(INFORMATION)

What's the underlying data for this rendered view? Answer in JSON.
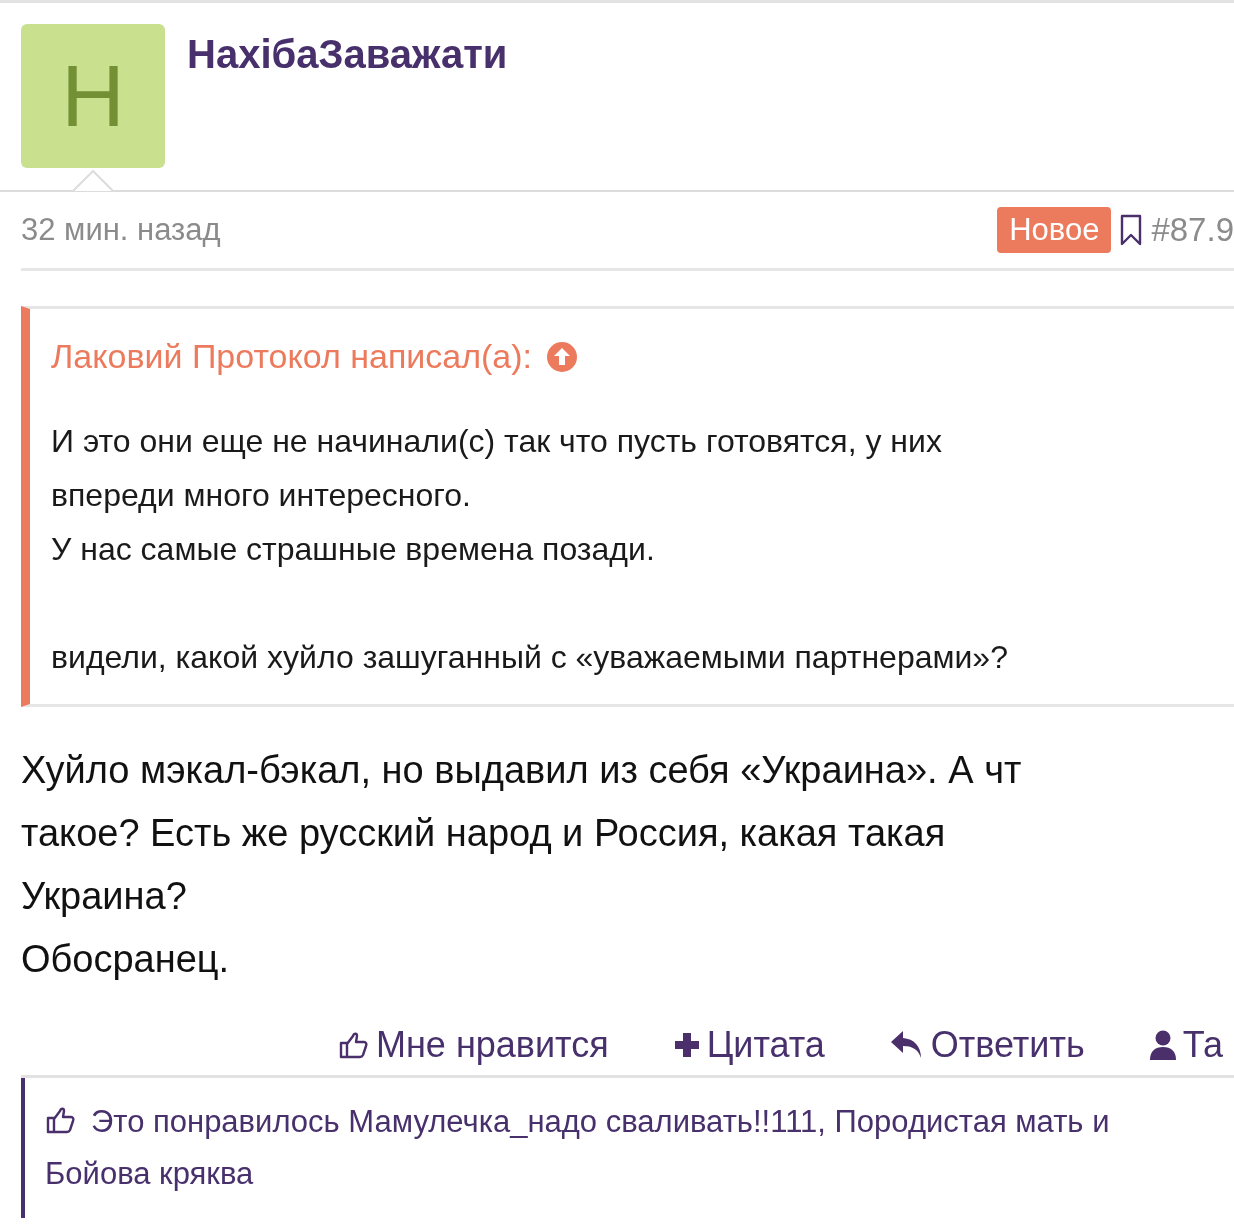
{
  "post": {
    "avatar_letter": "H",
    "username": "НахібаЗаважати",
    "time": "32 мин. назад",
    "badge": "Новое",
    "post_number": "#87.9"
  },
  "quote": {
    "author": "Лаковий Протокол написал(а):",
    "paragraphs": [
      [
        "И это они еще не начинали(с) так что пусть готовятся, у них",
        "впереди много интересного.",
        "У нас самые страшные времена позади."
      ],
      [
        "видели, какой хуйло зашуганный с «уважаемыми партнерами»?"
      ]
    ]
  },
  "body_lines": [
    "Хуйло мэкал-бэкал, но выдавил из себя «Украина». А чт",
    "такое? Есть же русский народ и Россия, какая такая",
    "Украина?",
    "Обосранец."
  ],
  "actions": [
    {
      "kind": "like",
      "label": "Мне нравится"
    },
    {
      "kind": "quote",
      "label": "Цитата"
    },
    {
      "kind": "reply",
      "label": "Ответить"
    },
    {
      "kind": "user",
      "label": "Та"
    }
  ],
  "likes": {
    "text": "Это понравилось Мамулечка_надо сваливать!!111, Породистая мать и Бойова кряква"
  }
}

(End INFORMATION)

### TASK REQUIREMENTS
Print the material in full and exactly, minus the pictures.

### ANSWER FOR THE TASK
What's the underlying data for this rendered view? Answer in JSON.
{
  "post": {
    "avatar_letter": "H",
    "username": "НахібаЗаважати",
    "time": "32 мин. назад",
    "badge": "Новое",
    "post_number": "#87.9"
  },
  "quote": {
    "author": "Лаковий Протокол написал(а):",
    "paragraphs": [
      [
        "И это они еще не начинали(с) так что пусть готовятся, у них",
        "впереди много интересного.",
        "У нас самые страшные времена позади."
      ],
      [
        "видели, какой хуйло зашуганный с «уважаемыми партнерами»?"
      ]
    ]
  },
  "body_lines": [
    "Хуйло мэкал-бэкал, но выдавил из себя «Украина». А чт",
    "такое? Есть же русский народ и Россия, какая такая",
    "Украина?",
    "Обосранец."
  ],
  "actions": [
    {
      "kind": "like",
      "label": "Мне нравится"
    },
    {
      "kind": "quote",
      "label": "Цитата"
    },
    {
      "kind": "reply",
      "label": "Ответить"
    },
    {
      "kind": "user",
      "label": "Та"
    }
  ],
  "likes": {
    "text": "Это понравилось Мамулечка_надо сваливать!!111, Породистая мать и Бойова кряква"
  }
}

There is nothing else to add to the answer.